The infinitive form of the verb is the name of the basic verb itself, often introduced by the structural marker to (in this situation to is not a preposition; it simply indicates the presence of the infinitive):
A split infinitive occurs when a modifier is placed between to and the verb form:
She hoped to occasionally sing at Hockey Night.
I want you to lightly tickle that elephant.
She wants to be ready to instantly migrate.
It is still widely thought that that splitting infinitives is always wrong: But one couldn’t say that the constructions in the three examples above are incorrect or that moving the modifiers would improve the sentences:
(awkward rhythm) I want you lightly to tickle that elephant.
(improved?) She hoped to sing occasionally at Hockey Night
(improved?) She hoped occasionally to sing at football matches. [Occasionally now feels as though it modifies hoped.]
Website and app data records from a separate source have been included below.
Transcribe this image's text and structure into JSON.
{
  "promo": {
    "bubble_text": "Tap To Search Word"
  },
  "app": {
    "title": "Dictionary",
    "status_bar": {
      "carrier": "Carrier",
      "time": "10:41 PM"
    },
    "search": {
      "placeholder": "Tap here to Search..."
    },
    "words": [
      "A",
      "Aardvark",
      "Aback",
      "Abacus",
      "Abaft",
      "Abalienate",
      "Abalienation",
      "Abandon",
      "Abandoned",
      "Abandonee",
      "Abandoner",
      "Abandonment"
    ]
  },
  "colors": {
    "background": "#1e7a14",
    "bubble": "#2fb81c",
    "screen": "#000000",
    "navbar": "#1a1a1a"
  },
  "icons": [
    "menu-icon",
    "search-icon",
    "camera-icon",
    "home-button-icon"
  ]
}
But if we could find a substitute for occasionally:
She hoped to sing now and then at Hockey Night. [This has a better rhythm.]
I want you to tickle that elephant lightly.
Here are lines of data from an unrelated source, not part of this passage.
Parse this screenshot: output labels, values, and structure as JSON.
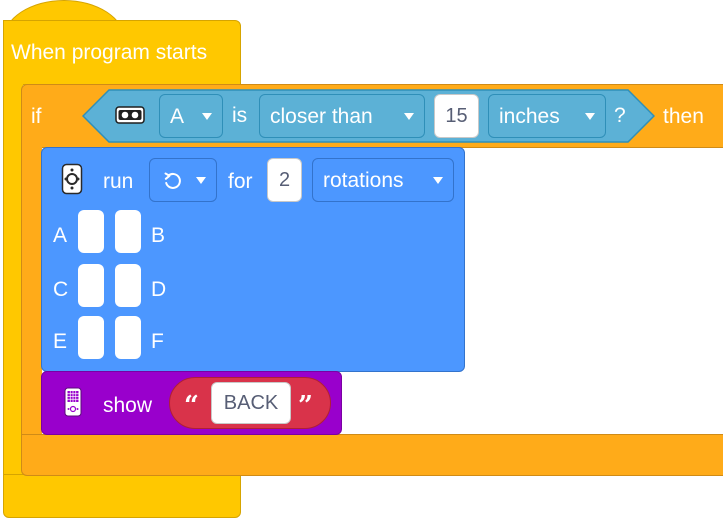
{
  "event_block": {
    "label": "When program starts"
  },
  "if_block": {
    "if_label": "if",
    "then_label": "then",
    "condition": {
      "sensor_icon": "distance-sensor-icon",
      "port": "A",
      "is_label": "is",
      "comparison": "closer than",
      "value": "15",
      "unit": "inches",
      "question": "?"
    }
  },
  "motor_block": {
    "icon": "motor-pair-icon",
    "run_label": "run",
    "direction_icon": "rotate-counterclockwise-icon",
    "for_label": "for",
    "amount": "2",
    "unit": "rotations",
    "ports": [
      {
        "left": "A",
        "right": "B"
      },
      {
        "left": "C",
        "right": "D"
      },
      {
        "left": "E",
        "right": "F"
      }
    ]
  },
  "display_block": {
    "icon": "light-matrix-icon",
    "show_label": "show",
    "open_quote": "“",
    "text": "BACK",
    "close_quote": "”"
  },
  "colors": {
    "events": "#ffc800",
    "control": "#ffab19",
    "sensors": "#5cb1d6",
    "motors": "#4c97ff",
    "display": "#9900cc",
    "text_input": "#d9334a"
  }
}
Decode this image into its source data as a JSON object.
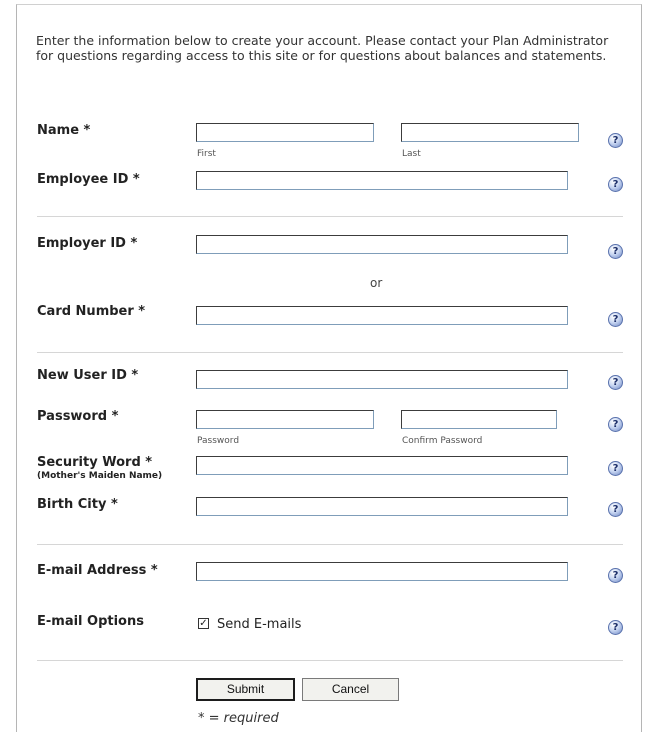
{
  "intro": "Enter the information below to create your account. Please contact your Plan Administrator for questions regarding access to this site or for questions about balances and statements.",
  "help_glyph": "?",
  "fields": {
    "name": {
      "label": "Name *",
      "first_hint": "First",
      "last_hint": "Last",
      "first_value": "",
      "last_value": ""
    },
    "employee_id": {
      "label": "Employee ID *",
      "value": ""
    },
    "employer_id": {
      "label": "Employer ID *",
      "value": ""
    },
    "or_text": "or",
    "card_number": {
      "label": "Card Number *",
      "value": ""
    },
    "new_user_id": {
      "label": "New User ID *",
      "value": ""
    },
    "password": {
      "label": "Password *",
      "password_hint": "Password",
      "confirm_hint": "Confirm Password"
    },
    "security_word": {
      "label": "Security Word *",
      "sublabel": "(Mother's Maiden Name)",
      "value": ""
    },
    "birth_city": {
      "label": "Birth City *",
      "value": ""
    },
    "email": {
      "label": "E-mail Address *",
      "value": ""
    },
    "email_options": {
      "label": "E-mail Options",
      "checkbox_label": "Send E-mails",
      "checked": true,
      "check_glyph": "✓"
    }
  },
  "buttons": {
    "submit": "Submit",
    "cancel": "Cancel"
  },
  "required_note": "* = required",
  "colors": {
    "input_border": "#7f9db9",
    "help_icon": "#6c86c4"
  }
}
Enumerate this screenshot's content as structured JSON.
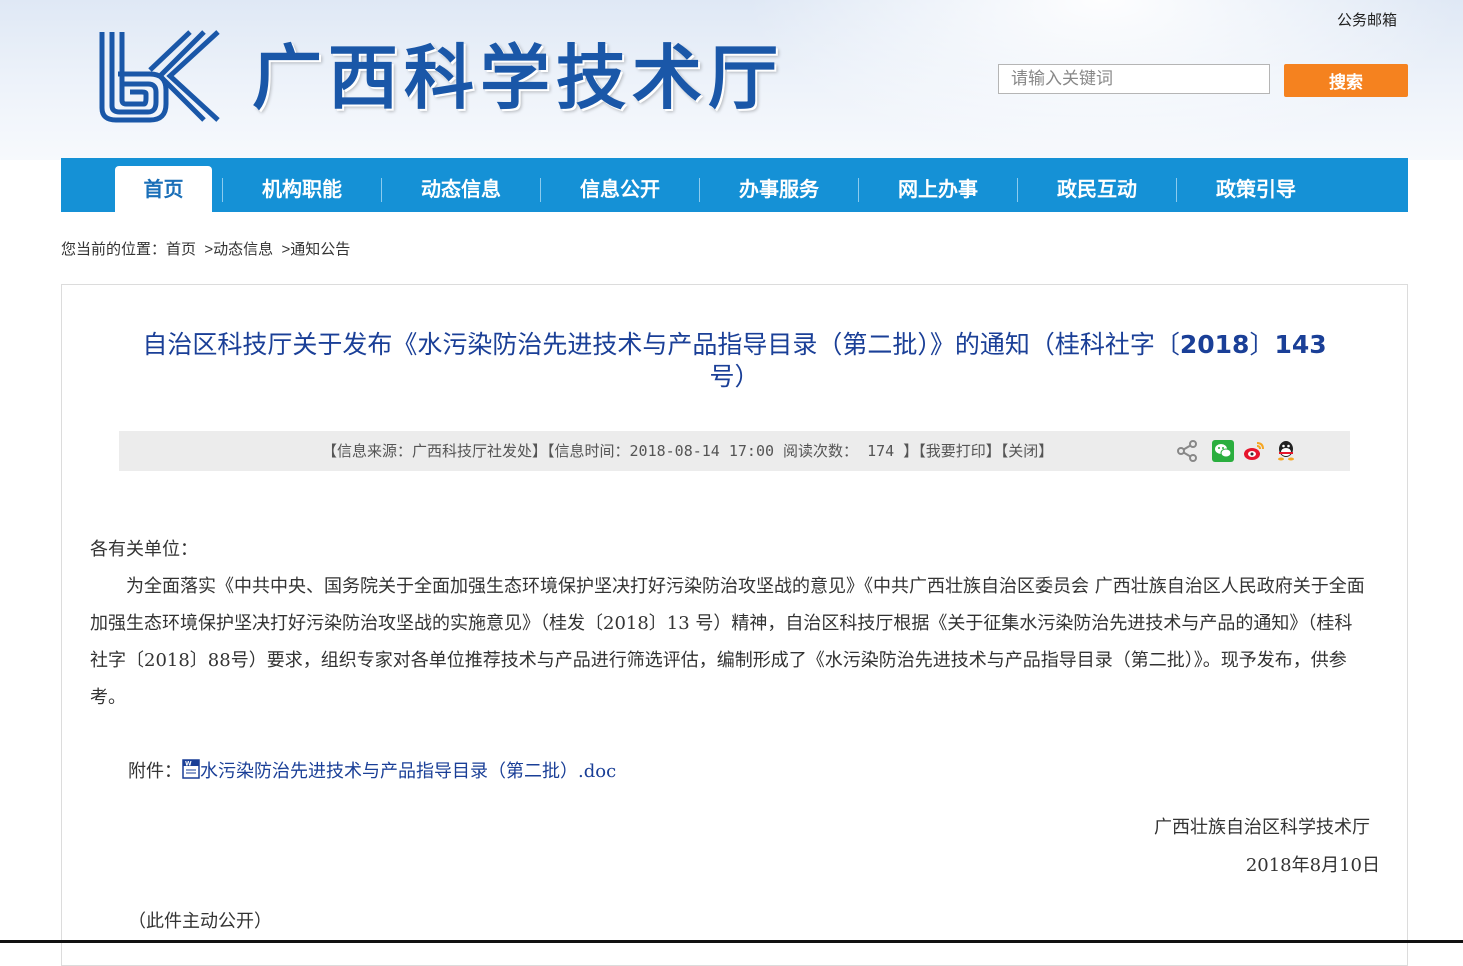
{
  "header": {
    "site_title": "广西科学技术厅",
    "mailbox": "公务邮箱",
    "search": {
      "placeholder": "请输入关键词",
      "button": "搜索"
    }
  },
  "nav": {
    "items": [
      {
        "label": "首页",
        "active": true
      },
      {
        "label": "机构职能"
      },
      {
        "label": "动态信息"
      },
      {
        "label": "信息公开"
      },
      {
        "label": "办事服务"
      },
      {
        "label": "网上办事"
      },
      {
        "label": "政民互动"
      },
      {
        "label": "政策引导"
      }
    ]
  },
  "breadcrumb": {
    "prefix": "您当前的位置：",
    "items": [
      "首页",
      ">动态信息",
      ">通知公告"
    ]
  },
  "article": {
    "title_text": "自治区科技厅关于发布《水污染防治先进技术与产品指导目录（第二批）》的通知（桂科社字〔",
    "title_year": "2018",
    "title_mid": "〕",
    "title_num": "143",
    "title_end": "号）",
    "meta": {
      "source": "【信息来源：广西科技厅社发处】",
      "time": "【信息时间：2018-08-14 17:00 阅读次数：  174  】",
      "print": "【我要打印】",
      "close": "【关闭】"
    },
    "share_icons": [
      "share-icon",
      "wechat-icon",
      "weibo-icon",
      "qq-icon"
    ],
    "salutation": "各有关单位：",
    "paragraph": "为全面落实《中共中央、国务院关于全面加强生态环境保护坚决打好污染防治攻坚战的意见》《中共广西壮族自治区委员会 广西壮族自治区人民政府关于全面加强生态环境保护坚决打好污染防治攻坚战的实施意见》（桂发〔2018〕13 号）精神，自治区科技厅根据《关于征集水污染防治先进技术与产品的通知》（桂科社字〔2018〕88号）要求，组织专家对各单位推荐技术与产品进行筛选评估，编制形成了《水污染防治先进技术与产品指导目录（第二批）》。现予发布，供参考。",
    "attachment_label": "附件：",
    "attachment_file": "水污染防治先进技术与产品指导目录（第二批）.doc",
    "signature": "广西壮族自治区科学技术厅",
    "date": "2018年8月10日",
    "public_note": "（此件主动公开）"
  },
  "colors": {
    "nav_blue": "#1591d6",
    "title_blue": "#1a3f97",
    "search_orange": "#f5821f"
  }
}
She wants to be ready to migrate instantly.
The splitting in the following examples does seem awkward, however:
ERROR: He tries to first be alert, to then be cute. [The adverbs first and then need to clearly modify tries.]
He tries first to be alert, then to be cute.
It’s against the law to whimsically and without warning detain octopuses. [The rhythm would be better if the modifiers followed octopuses.]
It’s against the law to detain fleas whimsically and without warning.
All these examples suggest that the position of modifiers of infinitives is a matter of clarity and sentence rhythm. If it isn’t clear what the modifier refers to or if it feels awkward in the “split,” try it in other positions.